Exercise prompt: Copy each line of the records below that mentions the word "true".

Page and application data records:
────────────────
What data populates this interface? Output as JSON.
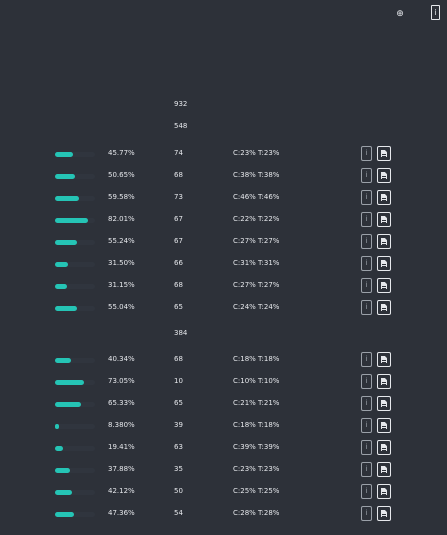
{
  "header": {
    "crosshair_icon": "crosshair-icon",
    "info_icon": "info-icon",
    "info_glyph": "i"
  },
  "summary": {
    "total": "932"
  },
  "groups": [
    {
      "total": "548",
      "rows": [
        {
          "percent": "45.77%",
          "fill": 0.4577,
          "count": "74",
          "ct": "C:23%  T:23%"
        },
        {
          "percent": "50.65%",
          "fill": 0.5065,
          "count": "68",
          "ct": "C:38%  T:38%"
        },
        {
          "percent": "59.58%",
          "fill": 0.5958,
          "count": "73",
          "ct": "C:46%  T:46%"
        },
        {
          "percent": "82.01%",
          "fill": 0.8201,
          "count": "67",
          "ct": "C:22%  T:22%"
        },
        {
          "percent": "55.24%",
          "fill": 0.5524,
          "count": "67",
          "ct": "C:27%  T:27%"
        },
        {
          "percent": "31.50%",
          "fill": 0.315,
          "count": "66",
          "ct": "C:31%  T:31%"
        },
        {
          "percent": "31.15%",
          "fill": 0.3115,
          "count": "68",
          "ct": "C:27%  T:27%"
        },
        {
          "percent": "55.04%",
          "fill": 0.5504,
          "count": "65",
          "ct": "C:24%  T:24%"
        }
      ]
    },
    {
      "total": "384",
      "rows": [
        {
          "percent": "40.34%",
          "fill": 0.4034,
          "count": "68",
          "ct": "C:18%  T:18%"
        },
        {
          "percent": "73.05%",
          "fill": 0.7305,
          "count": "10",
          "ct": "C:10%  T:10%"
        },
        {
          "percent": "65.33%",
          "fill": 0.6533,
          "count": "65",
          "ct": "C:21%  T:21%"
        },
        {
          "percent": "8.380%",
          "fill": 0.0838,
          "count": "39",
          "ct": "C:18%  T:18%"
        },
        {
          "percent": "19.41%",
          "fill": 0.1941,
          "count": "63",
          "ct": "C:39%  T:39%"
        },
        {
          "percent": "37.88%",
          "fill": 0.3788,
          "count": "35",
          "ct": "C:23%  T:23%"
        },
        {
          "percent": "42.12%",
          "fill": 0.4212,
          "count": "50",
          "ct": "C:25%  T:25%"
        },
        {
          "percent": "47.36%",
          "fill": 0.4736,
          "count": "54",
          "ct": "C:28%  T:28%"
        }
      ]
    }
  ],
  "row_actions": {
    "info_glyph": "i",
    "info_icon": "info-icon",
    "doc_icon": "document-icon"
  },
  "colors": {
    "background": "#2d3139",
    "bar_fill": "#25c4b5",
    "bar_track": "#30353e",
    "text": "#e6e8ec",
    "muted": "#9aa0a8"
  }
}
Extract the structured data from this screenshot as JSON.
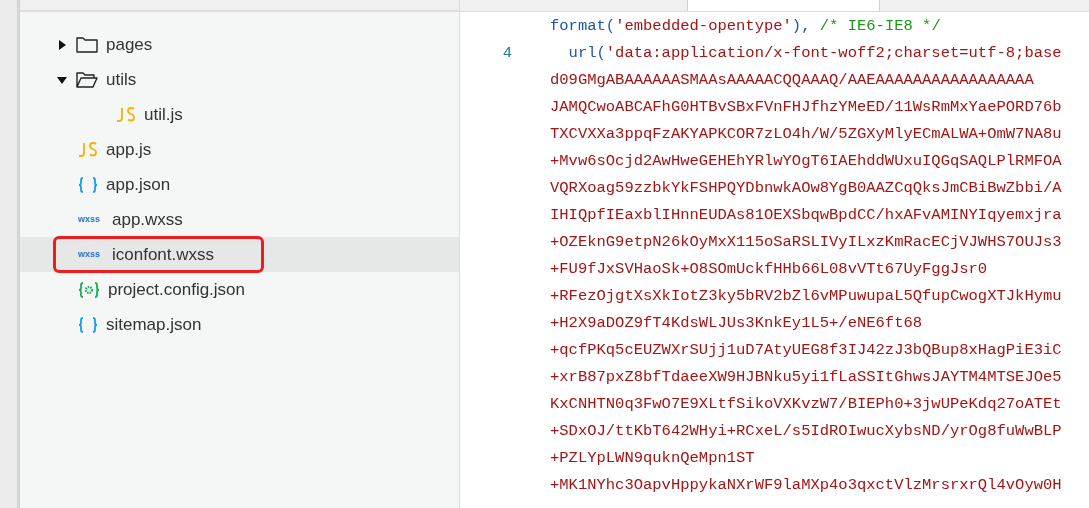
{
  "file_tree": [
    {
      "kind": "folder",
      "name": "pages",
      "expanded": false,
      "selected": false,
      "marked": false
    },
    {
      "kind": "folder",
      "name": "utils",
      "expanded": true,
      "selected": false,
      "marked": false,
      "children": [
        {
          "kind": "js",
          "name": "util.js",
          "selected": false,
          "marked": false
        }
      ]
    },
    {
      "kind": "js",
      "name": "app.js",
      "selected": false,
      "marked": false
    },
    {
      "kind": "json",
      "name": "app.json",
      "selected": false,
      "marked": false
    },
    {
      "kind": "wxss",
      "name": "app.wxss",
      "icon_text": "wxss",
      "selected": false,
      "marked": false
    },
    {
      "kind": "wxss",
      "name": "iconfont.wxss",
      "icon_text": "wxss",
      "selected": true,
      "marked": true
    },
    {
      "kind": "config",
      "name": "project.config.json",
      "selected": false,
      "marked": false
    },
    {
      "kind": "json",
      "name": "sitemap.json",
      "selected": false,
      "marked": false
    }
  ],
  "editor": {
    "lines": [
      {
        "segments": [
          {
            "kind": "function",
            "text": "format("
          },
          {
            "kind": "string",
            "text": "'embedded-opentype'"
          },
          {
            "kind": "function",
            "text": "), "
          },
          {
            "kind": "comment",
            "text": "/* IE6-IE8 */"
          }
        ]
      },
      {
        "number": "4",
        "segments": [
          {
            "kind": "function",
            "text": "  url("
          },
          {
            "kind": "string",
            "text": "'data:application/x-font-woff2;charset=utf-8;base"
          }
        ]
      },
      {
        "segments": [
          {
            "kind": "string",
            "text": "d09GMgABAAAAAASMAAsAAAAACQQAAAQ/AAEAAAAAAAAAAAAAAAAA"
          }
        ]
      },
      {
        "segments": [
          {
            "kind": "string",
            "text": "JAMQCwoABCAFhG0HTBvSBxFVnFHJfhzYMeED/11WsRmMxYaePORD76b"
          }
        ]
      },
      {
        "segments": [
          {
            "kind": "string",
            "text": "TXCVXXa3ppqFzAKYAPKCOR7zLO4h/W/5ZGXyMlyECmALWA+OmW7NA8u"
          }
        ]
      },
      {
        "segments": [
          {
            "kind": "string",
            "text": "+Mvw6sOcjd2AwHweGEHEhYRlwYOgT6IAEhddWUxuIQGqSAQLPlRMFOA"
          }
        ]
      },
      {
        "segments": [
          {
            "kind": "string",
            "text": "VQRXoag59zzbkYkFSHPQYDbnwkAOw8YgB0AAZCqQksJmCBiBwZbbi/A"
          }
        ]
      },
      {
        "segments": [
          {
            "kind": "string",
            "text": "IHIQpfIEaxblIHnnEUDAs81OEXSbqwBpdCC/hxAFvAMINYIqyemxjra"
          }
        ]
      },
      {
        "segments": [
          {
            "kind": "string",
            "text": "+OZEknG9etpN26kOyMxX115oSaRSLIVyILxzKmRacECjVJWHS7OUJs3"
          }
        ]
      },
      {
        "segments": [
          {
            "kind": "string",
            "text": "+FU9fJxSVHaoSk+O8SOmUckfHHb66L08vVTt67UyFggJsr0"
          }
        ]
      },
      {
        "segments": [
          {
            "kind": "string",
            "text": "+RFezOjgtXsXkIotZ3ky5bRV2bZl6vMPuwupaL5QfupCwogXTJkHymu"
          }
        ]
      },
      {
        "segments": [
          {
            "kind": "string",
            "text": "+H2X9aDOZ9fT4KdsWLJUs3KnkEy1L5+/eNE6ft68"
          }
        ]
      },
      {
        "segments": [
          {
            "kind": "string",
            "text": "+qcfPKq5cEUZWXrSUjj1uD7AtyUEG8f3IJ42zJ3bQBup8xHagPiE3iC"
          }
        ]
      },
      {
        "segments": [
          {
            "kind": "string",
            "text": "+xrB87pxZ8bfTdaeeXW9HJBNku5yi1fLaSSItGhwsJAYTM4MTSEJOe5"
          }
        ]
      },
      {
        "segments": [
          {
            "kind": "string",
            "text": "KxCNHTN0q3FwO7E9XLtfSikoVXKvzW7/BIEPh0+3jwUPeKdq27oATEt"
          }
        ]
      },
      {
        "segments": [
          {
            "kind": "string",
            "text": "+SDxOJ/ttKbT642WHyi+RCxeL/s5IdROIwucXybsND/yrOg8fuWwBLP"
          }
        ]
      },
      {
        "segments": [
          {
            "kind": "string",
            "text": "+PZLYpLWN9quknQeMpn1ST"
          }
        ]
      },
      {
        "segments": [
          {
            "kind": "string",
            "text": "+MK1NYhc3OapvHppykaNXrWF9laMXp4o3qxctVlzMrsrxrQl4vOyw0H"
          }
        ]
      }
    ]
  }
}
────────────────
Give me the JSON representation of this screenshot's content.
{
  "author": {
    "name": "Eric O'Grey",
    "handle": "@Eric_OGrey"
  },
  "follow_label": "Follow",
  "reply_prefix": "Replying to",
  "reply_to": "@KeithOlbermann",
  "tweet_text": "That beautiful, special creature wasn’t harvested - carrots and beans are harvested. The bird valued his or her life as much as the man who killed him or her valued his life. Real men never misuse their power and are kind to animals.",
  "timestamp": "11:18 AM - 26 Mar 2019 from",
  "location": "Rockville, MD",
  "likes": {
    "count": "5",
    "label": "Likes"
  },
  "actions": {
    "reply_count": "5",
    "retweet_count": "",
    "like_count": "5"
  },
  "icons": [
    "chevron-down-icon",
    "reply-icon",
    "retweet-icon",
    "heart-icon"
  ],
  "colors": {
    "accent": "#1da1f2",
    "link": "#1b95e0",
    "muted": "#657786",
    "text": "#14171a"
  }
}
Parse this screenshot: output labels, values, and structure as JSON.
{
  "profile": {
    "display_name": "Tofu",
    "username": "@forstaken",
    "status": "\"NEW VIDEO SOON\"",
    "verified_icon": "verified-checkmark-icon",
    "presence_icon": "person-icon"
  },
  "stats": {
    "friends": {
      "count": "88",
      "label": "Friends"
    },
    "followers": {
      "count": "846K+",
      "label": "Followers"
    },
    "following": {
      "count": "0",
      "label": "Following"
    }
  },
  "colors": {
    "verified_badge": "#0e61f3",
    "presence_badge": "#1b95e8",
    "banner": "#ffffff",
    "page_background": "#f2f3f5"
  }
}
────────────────
Answer area:
      "expanded": true,
      "selected": true,
      "marked": true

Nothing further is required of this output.